First Dropdown

3. Prepare the formula for second drop down

Now, it can be simplified to finding the range which contains first drop down value inĀ  first row. For example, if I select South America, I should be able to get the range $K$2:$K$12 (I have taken $K$12 for illustration purpose only. You can have any range. The trick will be to show only the values from $K$2:$K$6 in case of South America, $H$2:$H$5 in case of Australia and so on)

The range can be located by INDEX - MATCH combination as shown below. Notice, there are two commas after $K$12 which indicates that all rows should be selected for the column in the range $F$2:$K$12

=INDEX($F$2:$K$12,,MATCH($A$2,$F$1:$K$1,0))

This formula gives a range of $K$2:$K$12 for South America.

4. Create the second drop down

Let's assume that we want to create the second drop down in B1.

Select B1 > Data tab > Data Validation > Data Validation > Choose List in Allow: and in source put

=INDEX($F$2:$K$12,,MATCH($A$2,$F$1:$K$1,0))

Now, select a continent name in A1 and you will have list of countries shown in dependent drop down.

Second Dropdown with Blanks

5. Remove the blanks from second dropdown

We notice that there are blanks in second drop down at the end of the list. We need to remove these.

The logic, we will adopt is this - We have got the range in step 3. Now we need to count the non blank cells in that range and use OFFSET to get the required range.

=OFFSET(INDEX($F$1:$K$12,,MATCH($A$2,$F$1:$K$1,0)),1,0,
COUNTA(INDEX($F$2:$K$12,,MATCH($A$2,$F$1:$K$1,0))))

Note - INDEX($F$1:$K$12,,MATCH($A$2,$F$1:$K$1,0)) is first part of OFFSET and part within COUNTA making matter very simple. Hence, the formula is OFFSET("index formula",1,0,COUNTA("index formula")). In first INDEX, in place of $F$1:$K$12 we can put $F$1:$K$1 also. But as I said, I want to keep uniformity and make matter simple by having a very simple formula OFFSET("index formula",1,0,counta("index formula")).

INDEX($F$1:$K$12,,MATCH($A$2,$F$1:$K$1,0)) - Gives $K$1 in case of South America, $G$1 in case of Asia and so on. But, our range needs to start from second row i.e. $K$2 in case of South America, $G$2 in case of Asia and so on. Notice 1 in bold within OFFSET, it shifts the reference by 1 row. Hence, it makes $K$1 to $K$2 and so on.

COUNTA(INDEX($F$2:$K$12,,MATCH($A$2,$F$1:$K$1,0))) - Gives number of non blank cells.
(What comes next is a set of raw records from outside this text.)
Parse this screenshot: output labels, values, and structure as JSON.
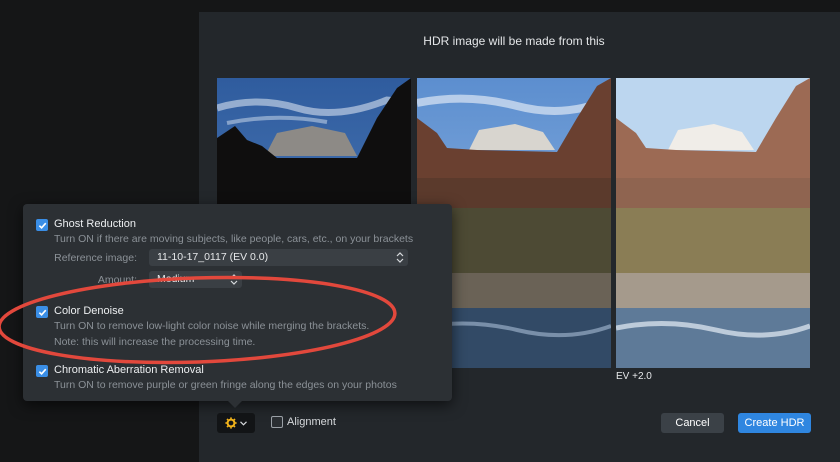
{
  "dialog": {
    "title": "HDR image will be made from this",
    "ev_label": "EV +2.0",
    "cancel_label": "Cancel",
    "create_label": "Create HDR",
    "alignment_label": "Alignment"
  },
  "panel": {
    "ghost": {
      "title": "Ghost Reduction",
      "desc": "Turn ON if there are moving subjects, like people, cars, etc., on your brackets",
      "checked": true,
      "reference_label": "Reference image:",
      "reference_value": "11-10-17_0117 (EV 0.0)",
      "amount_label": "Amount:",
      "amount_value": "Medium"
    },
    "denoise": {
      "title": "Color Denoise",
      "desc1": "Turn ON to remove low-light color noise while merging the brackets.",
      "desc2": "Note: this will increase the processing time.",
      "checked": true
    },
    "chromatic": {
      "title": "Chromatic Aberration Removal",
      "desc": "Turn ON to remove purple or green fringe along the edges on your photos",
      "checked": true
    }
  },
  "colors": {
    "accent": "#2f86e0",
    "checkbox": "#3a8ee6",
    "highlight_ring": "#e2483c",
    "dialog_bg": "#23272b",
    "panel_bg": "#2c3034"
  },
  "icons": [
    "gear-icon",
    "chevron-down-icon",
    "checkmark-icon",
    "updown-arrows-icon"
  ]
}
In case of Asia, it is 6. Hence, our reference becomes $G$2:$G$6.

6. Put the above formula in Dependent Data List.

Select B2 > Data tab > Data Validation > Data Validation > Choose List in Allow: and in source put

=OFFSET(INDEX($F$1:$K$12,,MATCH($A$2,$F$1:$K$1,0)),1,
0,COUNTA(INDEX($F$2:$K$12,,MATCH($A$2,$F$1:$K$1,0))))

Now, you have perfect looking dependent data list.

Second Dropdown without Blanks

Sat 31 Jan 2015

Article 10 - Intersection Operator in Excel

By |Saturday, January 31st, 2015|Categories: Articles|Tags: , , , , |0 Comments

Today, I am going to talk about a nifty but not so well known feature of Excel. This is about Intersection Operator in Excel. Before, I go deep in Intersection Operator, I would like to talk about Reference Operators in Excel. There are 3 Reference Operators -

1. Range Operator (represented by Colon) - It specifies a range. Hence, A1:B10 where a colon (:) has been used, specifies all cells contained between A1 to B10. Similarly, D:D specifies entire column D. 3:3 specifies entire row 3.

2. Union Operator (represented by Comma) - It specifies the union of ranges. Union means inclusive of all cells in the ranges specified. Hence, if you specify A1:A5,D2:D4 it will include all cells lying between A1 to A5 and D2 to D4. Hence, if I specify =SUM(A1:A5,D2:D4)
The answer would be 221.
If I specify =SUM(A1:A5,B2,D2:D4,C4,C1:C2), it will pick up all cells from A1 to A5, B2, D2 to D4, C4 and C1 to C2.
The answer would be 326.

(more…)

Sat 06 Sep 2014

Tips & Tricks 48 - Multi Column VLOOKUP

By |Saturday, September 06th, 2014|Categories: Tips and Tricks|Tags: , , , , , |0 Comments

You know VLOOKUP, one of the most loved function of Excel. The syntax is VLOOKUP(lookup_value,table_array,col_index_num,range_lookup)

Here look_value can be a single value not multiple values.

Now, you are having a situation where you want to do vlookup with more than 1 values. For the purpose of illustrating the concept, let's say we have 2 values to be looked up.

Below is your lookup table and you want to look up for Emp - H and Gender - F for Age.

1

=INDEX(C2:C12,MATCH(1,INDEX(--((A2:A12=F2)*(B2:B12=G2)*(ROW(A2:A12)-ROW(A2)+1)<>0),,),0))

Concatenation Approach

=INDEX(C2:C10,MATCH(F2&"@@@"&G2,INDEX(A2:A10&"@@@"&B2:B10,,),0))

@@@ can be replaced by any characters which should not be part of those columns.

By concatenation, you can have as many columns as possible.

CAUTION - Result of entire concatenation should not be having length more than 255. Hence, F2&"@@@"&G2 should not have more than 255 characters.

Another alternative is to use below Array formula -

=INDEX(C2:C12,MATCH(1,--NOT(ISLOGICAL(IF(A2:A12=F2,IF(B2:B12=G2,C2:C12)))),0))

Note - Array Formula is not entered by pressing ENTER after entering your formula but by pressing CTRL+SHIFT+ENTER. If you are copying and pasting this formula, take F2 after pasting and CTRL+SHIFT+ENTER. This will put { } brackets around the formula which you can see in Formula Bar. If you edit again, you will have to do CTRL+SHIFT+ENTER again. Don't put { } manually.

Sat 14 Jun 2014

Tips & Tricks 15 - Most Frequently Occurring Value in a Range

By |Saturday, June 14th, 2014|Categories: Tips and Tricks|Tags: , , , , |0 Comments

Assuming, your range is A1:A10, enter the below formula as Array Formula i.e. not by pressing ENTER after entering your formula but by pressing CTRL+SHIFT+ENTER. This will put { } brackets around the formula which you can see in Formula Bar. If you edit again, you will have to do CTRL+SHIFT+ENTER again. Don't put { } manually.

=INDEX(A1:A10,MATCH(MAX(COUNTIF(A1:A10,A1:A10)),COUNTIF(A1:A10,A1:A10),0))

The non-Array version of above formula

=INDEX(A1:A10,MATCH(MAX(INDEX(COUNTIF(A1:A10,A1:A10),,)),INDEX(COUNTIF(A1:A10,A1:A10),,),0))